Ethiopia saw an 11 point improvement in its internet freedom score recording the biggest improvement this year in Freedom House’s Freedom on the Net Index.
The April 2018 appointment of Prime Minister Abiy Ahmed led to an ambitious reform agenda that loosened restrictions on the internet. Abiy’s government unblocked 260 websites, including many known to report on critical political issues.
Insightful and thought provoking discussions among distinguished panel members:
Brad Smith, president of Microsoft;
Doris Leuthard, former president of the Swiss Confederation;
Amandeep Singh Gill, former co-executive director of the High-level Panel on Digital Cooperation’s Secretariat;
Jovan Kurbalija, head of the Geneva Internet Platform and former Co-Executive Director, Secretariat of the High-level Panel on Digital Cooperation
Amidst the conversations on the role of Geneva in Digital Cooperation, it was mentioned that:
the Swiss Digital Initiative (including GAFAM) to promote ethics in the digital world will to be officially launched on World Economic Forum 2020
Geneva is where ‘Technology meets Humanity’ referring to the early technologies, the birth of the Red Cross
‘De-ideologizing’ the issue of data which ranges from private data, scientific data, business data and that emphasis on those specificities is important when discussing regulation on data
Inclusiveness is one of the most pressing challenge in view of ‘not missing out on opportunities’
only 5% of articles about Africa on Wikipedia are written by Africans yet optimism was echoed about Africa’s growth and digital transformation
Interestingly, alluding to the Cloud Act (a United States federal law enacted in 2018) and bilateral agreements, @Jovan Kurbalija referred to the creation of the ITU (International Telecommunication Union) in 1865 after bilateral agreements could not properly address issues relating to Telegraph Exchanges. The International Telegraph Convention was indeed a precursor of multilateralism, many decades before the creation of the League of Nations.
Here are some of my main takeaways from the afternoon session on “The Future of Cybersecurity: Artificial Intelligence and other Challenges”.

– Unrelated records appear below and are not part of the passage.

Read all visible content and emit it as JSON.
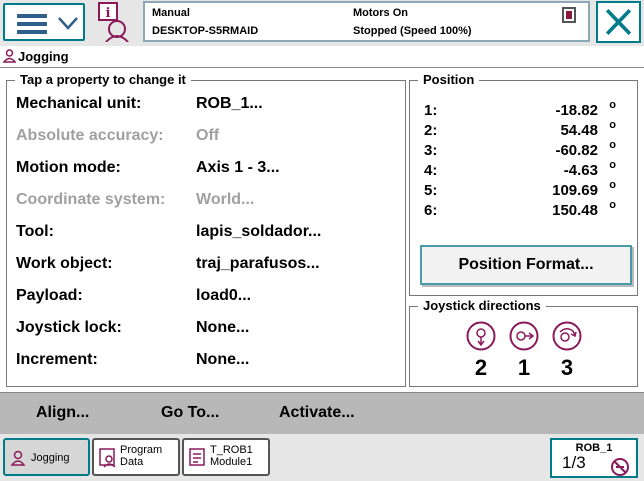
{
  "status": {
    "mode": "Manual",
    "host": "DESKTOP-S5RMAID",
    "motors": "Motors On",
    "state": "Stopped (Speed 100%)"
  },
  "page": {
    "title": "Jogging"
  },
  "properties": {
    "legend": "Tap a property to change it",
    "items": [
      {
        "label": "Mechanical unit:",
        "value": "ROB_1...",
        "enabled": true
      },
      {
        "label": "Absolute accuracy:",
        "value": "Off",
        "enabled": false
      },
      {
        "label": "Motion mode:",
        "value": "Axis 1 - 3...",
        "enabled": true
      },
      {
        "label": "Coordinate system:",
        "value": "World...",
        "enabled": false
      },
      {
        "label": "Tool:",
        "value": "lapis_soldador...",
        "enabled": true
      },
      {
        "label": "Work object:",
        "value": "traj_parafusos...",
        "enabled": true
      },
      {
        "label": "Payload:",
        "value": "load0...",
        "enabled": true
      },
      {
        "label": "Joystick lock:",
        "value": "None...",
        "enabled": true
      },
      {
        "label": "Increment:",
        "value": "None...",
        "enabled": true
      }
    ]
  },
  "position": {
    "legend": "Position",
    "unit": "o",
    "rows": [
      {
        "axis": "1:",
        "value": "-18.82"
      },
      {
        "axis": "2:",
        "value": "54.48"
      },
      {
        "axis": "3:",
        "value": "-60.82"
      },
      {
        "axis": "4:",
        "value": "-4.63"
      },
      {
        "axis": "5:",
        "value": "109.69"
      },
      {
        "axis": "6:",
        "value": "150.48"
      }
    ],
    "format_button": "Position Format..."
  },
  "joystick": {
    "legend": "Joystick directions",
    "numbers": [
      "2",
      "1",
      "3"
    ]
  },
  "actions": {
    "align": "Align...",
    "goto": "Go To...",
    "activate": "Activate..."
  },
  "tasks": {
    "jogging": "Jogging",
    "program_line1": "Program",
    "program_line2": "Data",
    "trob_line1": "T_ROB1",
    "trob_line2": "Module1"
  },
  "robot": {
    "name": "ROB_1",
    "fraction_num": "1",
    "fraction_den": "3"
  },
  "colors": {
    "accent": "#007b8a",
    "icon": "#8a1a5a"
  }
}
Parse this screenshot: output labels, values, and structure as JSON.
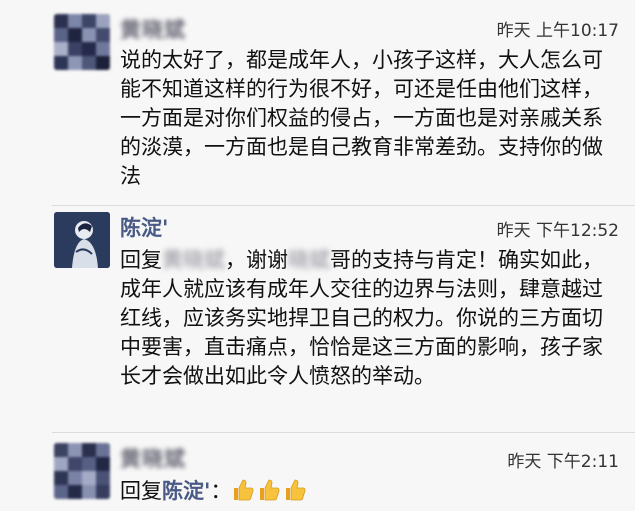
{
  "comments": [
    {
      "author": "黄晓斌",
      "time": "昨天 上午10:17",
      "text": "说的太好了，都是成年人，小孩子这样，大人怎么可能不知道这样的行为很不好，可还是任由他们这样，一方面是对你们权益的侵占，一方面也是对亲戚关系的淡漠，一方面也是自己教育非常差劲。支持你的做法"
    },
    {
      "author": "陈淀'",
      "time": "昨天 下午12:52",
      "reply_prefix": "回复",
      "reply_to": "黄晓斌",
      "text_before": "，谢谢",
      "masked": "晓斌",
      "text_after": "哥的支持与肯定！确实如此，成年人就应该有成年人交往的边界与法则，肆意越过红线，应该务实地捍卫自己的权力。你说的三方面切中要害，直击痛点，恰恰是这三方面的影响，孩子家长才会做出如此令人愤怒的举动。"
    },
    {
      "author": "黄晓斌",
      "time": "昨天 下午2:11",
      "reply_prefix": "回复",
      "reply_to": "陈淀'",
      "suffix": "：",
      "emoji": [
        "thumbs-up",
        "thumbs-up",
        "thumbs-up"
      ]
    }
  ]
}
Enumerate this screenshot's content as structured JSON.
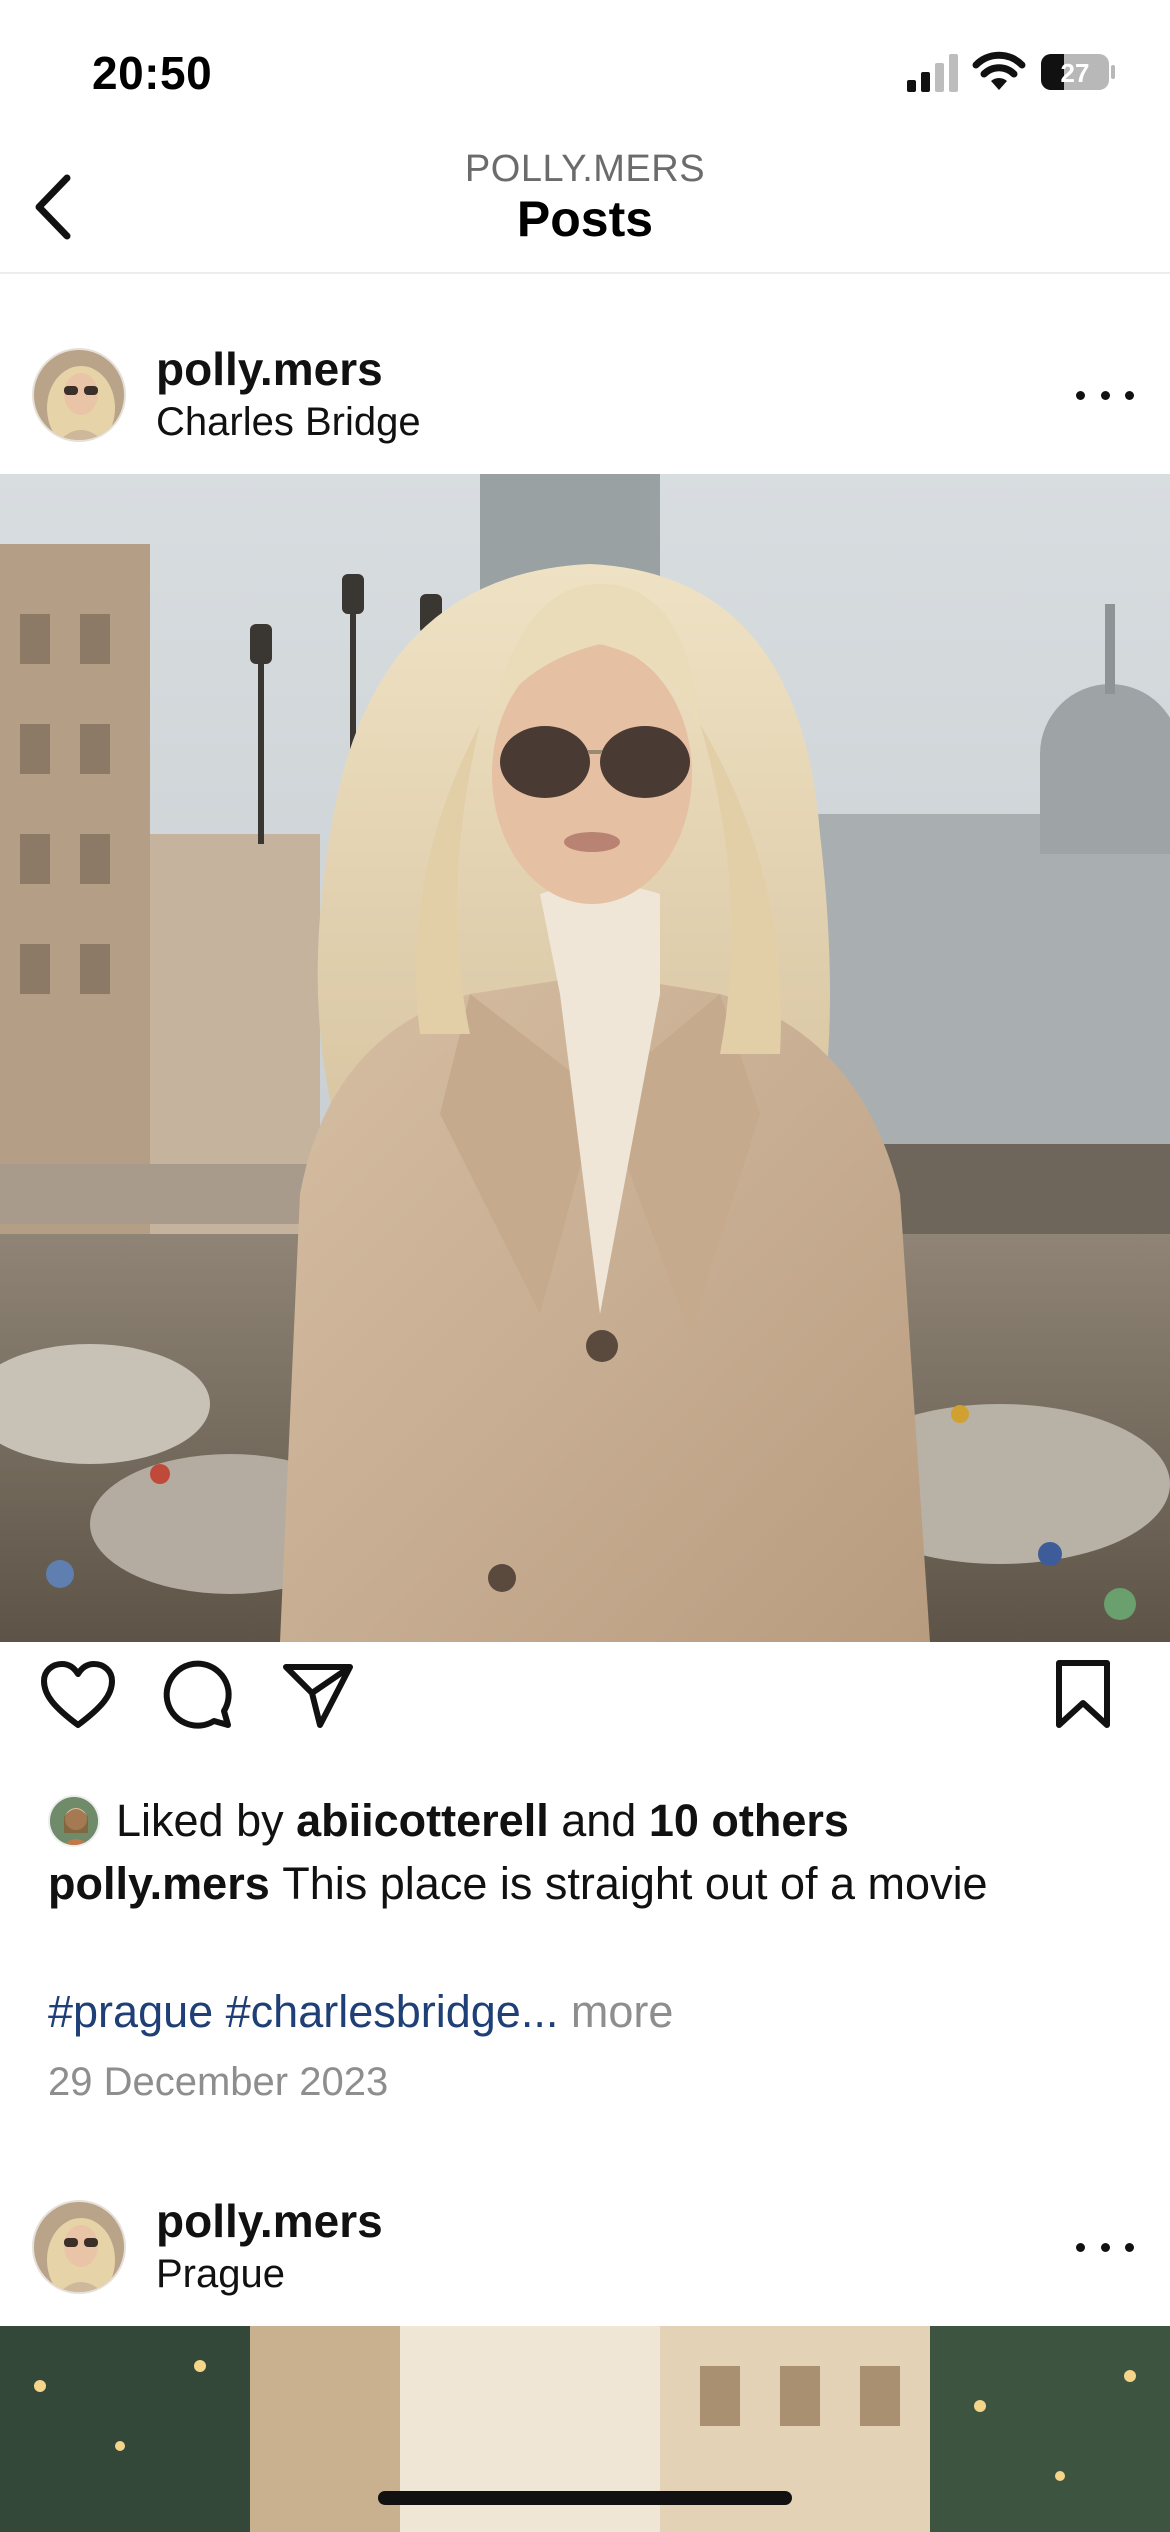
{
  "status_bar": {
    "time": "20:50",
    "battery_level": "27",
    "icons": [
      "signal-icon",
      "wifi-icon",
      "battery-icon"
    ]
  },
  "header": {
    "subtitle": "POLLY.MERS",
    "title": "Posts",
    "back_icon": "chevron-left-icon"
  },
  "posts": [
    {
      "username": "polly.mers",
      "location": "Charles Bridge",
      "image": "photo of a blonde woman in sunglasses and a beige coat standing on a bridge in a city",
      "actions": [
        "heart-icon",
        "comment-icon",
        "share-icon",
        "bookmark-icon"
      ],
      "likes": {
        "prefix": "Liked by",
        "user": "abiicotterell",
        "connector": "and",
        "others": "10 others"
      },
      "caption": {
        "username": "polly.mers",
        "text": "This place is straight out of a movie"
      },
      "hashtags": "#prague #charlesbridge",
      "ellipsis": "...",
      "more_label": "more",
      "date": "29 December 2023"
    },
    {
      "username": "polly.mers",
      "location": "Prague"
    }
  ],
  "colors": {
    "hashtag": "#1f3f77",
    "muted": "#8e8e8e",
    "text": "#111111"
  }
}
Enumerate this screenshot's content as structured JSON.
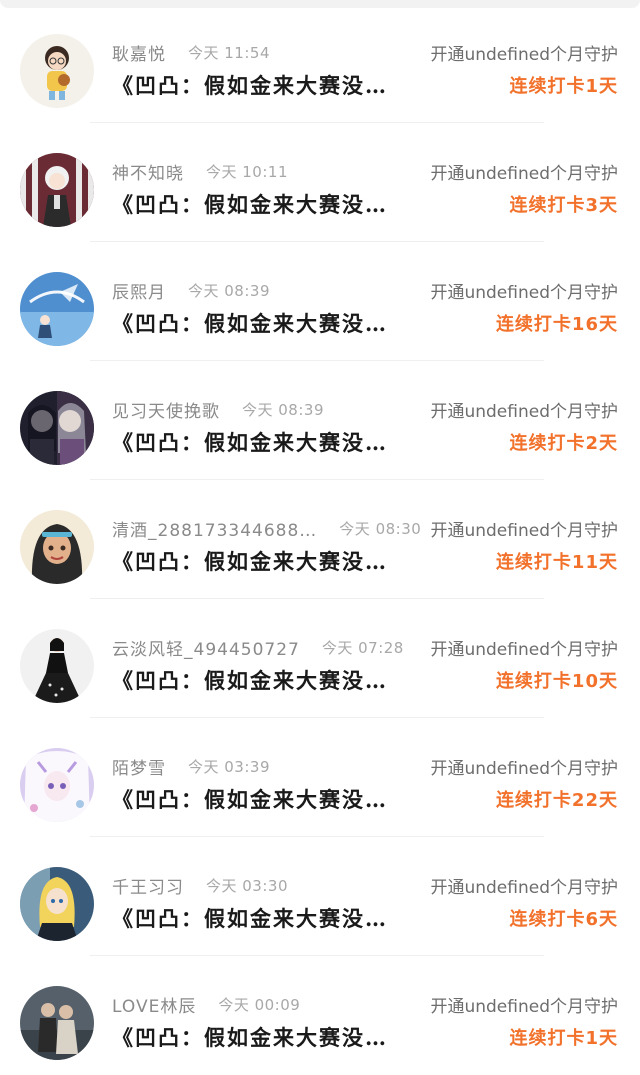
{
  "rows": [
    {
      "name": "耿嘉悦",
      "time": "今天 11:54",
      "guard": "开通undefined个月守护",
      "content": "《凹凸：假如金来大赛没…",
      "checkin": "连续打卡1天",
      "avatar_bg": "#f4f1ea",
      "avatar_fg": "#d99a3c",
      "avatar_icon": "cartoon-girl-avatar"
    },
    {
      "name": "神不知晓",
      "time": "今天 10:11",
      "guard": "开通undefined个月守护",
      "content": "《凹凸：假如金来大赛没…",
      "checkin": "连续打卡3天",
      "avatar_bg": "#6a2b35",
      "avatar_fg": "#e9e9e9",
      "avatar_icon": "anime-boy-avatar"
    },
    {
      "name": "辰熙月",
      "time": "今天 08:39",
      "guard": "开通undefined个月守护",
      "content": "《凹凸：假如金来大赛没…",
      "checkin": "连续打卡16天",
      "avatar_bg": "#4f8fcf",
      "avatar_fg": "#f3f7fb",
      "avatar_icon": "anime-scene-avatar"
    },
    {
      "name": "见习天使挽歌",
      "time": "今天 08:39",
      "guard": "开通undefined个月守护",
      "content": "《凹凸：假如金来大赛没…",
      "checkin": "连续打卡2天",
      "avatar_bg": "#1f1f2e",
      "avatar_fg": "#f0e6ef",
      "avatar_icon": "anime-girls-avatar"
    },
    {
      "name": "清酒_288173344688…",
      "time": "今天 08:30",
      "guard": "开通undefined个月守护",
      "content": "《凹凸：假如金来大赛没…",
      "checkin": "连续打卡11天",
      "avatar_bg": "#f3ead8",
      "avatar_fg": "#2a2a2a",
      "avatar_icon": "princess-avatar"
    },
    {
      "name": "云淡风轻_494450727",
      "time": "今天 07:28",
      "guard": "开通undefined个月守护",
      "content": "《凹凸：假如金来大赛没…",
      "checkin": "连续打卡10天",
      "avatar_bg": "#f1f1f1",
      "avatar_fg": "#111111",
      "avatar_icon": "black-dress-avatar"
    },
    {
      "name": "陌梦雪",
      "time": "今天 03:39",
      "guard": "开通undefined个月守护",
      "content": "《凹凸：假如金来大赛没…",
      "checkin": "连续打卡22天",
      "avatar_bg": "#d9cdf0",
      "avatar_fg": "#ffffff",
      "avatar_icon": "anime-fairy-avatar"
    },
    {
      "name": "千王习习",
      "time": "今天 03:30",
      "guard": "开通undefined个月守护",
      "content": "《凹凸：假如金来大赛没…",
      "checkin": "连续打卡6天",
      "avatar_bg": "#3a5c7a",
      "avatar_fg": "#f2d35c",
      "avatar_icon": "blonde-anime-avatar"
    },
    {
      "name": "LOVE林辰",
      "time": "今天 00:09",
      "guard": "开通undefined个月守护",
      "content": "《凹凸：假如金来大赛没…",
      "checkin": "连续打卡1天",
      "avatar_bg": "#55606a",
      "avatar_fg": "#d9d2c7",
      "avatar_icon": "couple-photo-avatar"
    }
  ]
}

There are still many known unknowns with regards to potential new threats in the Global Cybersecurity landscape with the advent of AI (and other related trends in Big Data and IoTs)
There is an understanding of the apparent dual-use of AI (i.e. used toward beneficial and harmful ends) What unique legal, ethical and other challenges, if any, does AI pose as a dual-use technology?
There is still lack/absence of data to conduct evidence based academic research and policy making relating to AI and Cybersecurity. Assessment of AI-based attacks/threats and their impact on Cybersecurity is still work in progress. As of today, there is no publicly documented evidence of AI-based attacks.
Novel type of attacks (e.g. causing autonomous vehicles to crash, swarm of micro-drones) could lead to fatal casualties taking away human lives unlike the ‘traditional’ Cybersecurity threats known today with limited or no vital consequences.
There are concerns about policy choices made today with regards to AI that may affect future generations (analogous to the Climate Change).
There is a need to examine what is working and what is not in the various models of ‘multiskaholderism’ and how multi-disciplinary competencies could be built very early in education of the digital natives. (e.g. the need to have legal and ethics modules in Computer Sciences and Engineering curricula and vice-versa)
Civil Liability for Cyberattacks may face additional complexities with increased anonymity and difficulty to attribute attacks that are based on AI. New challenges in the legal aspects could emerge as malicious actors may exploit vulnerabilities of AI systems through new dimensions such as data poisoning, machine learning and related algorithms etcetera.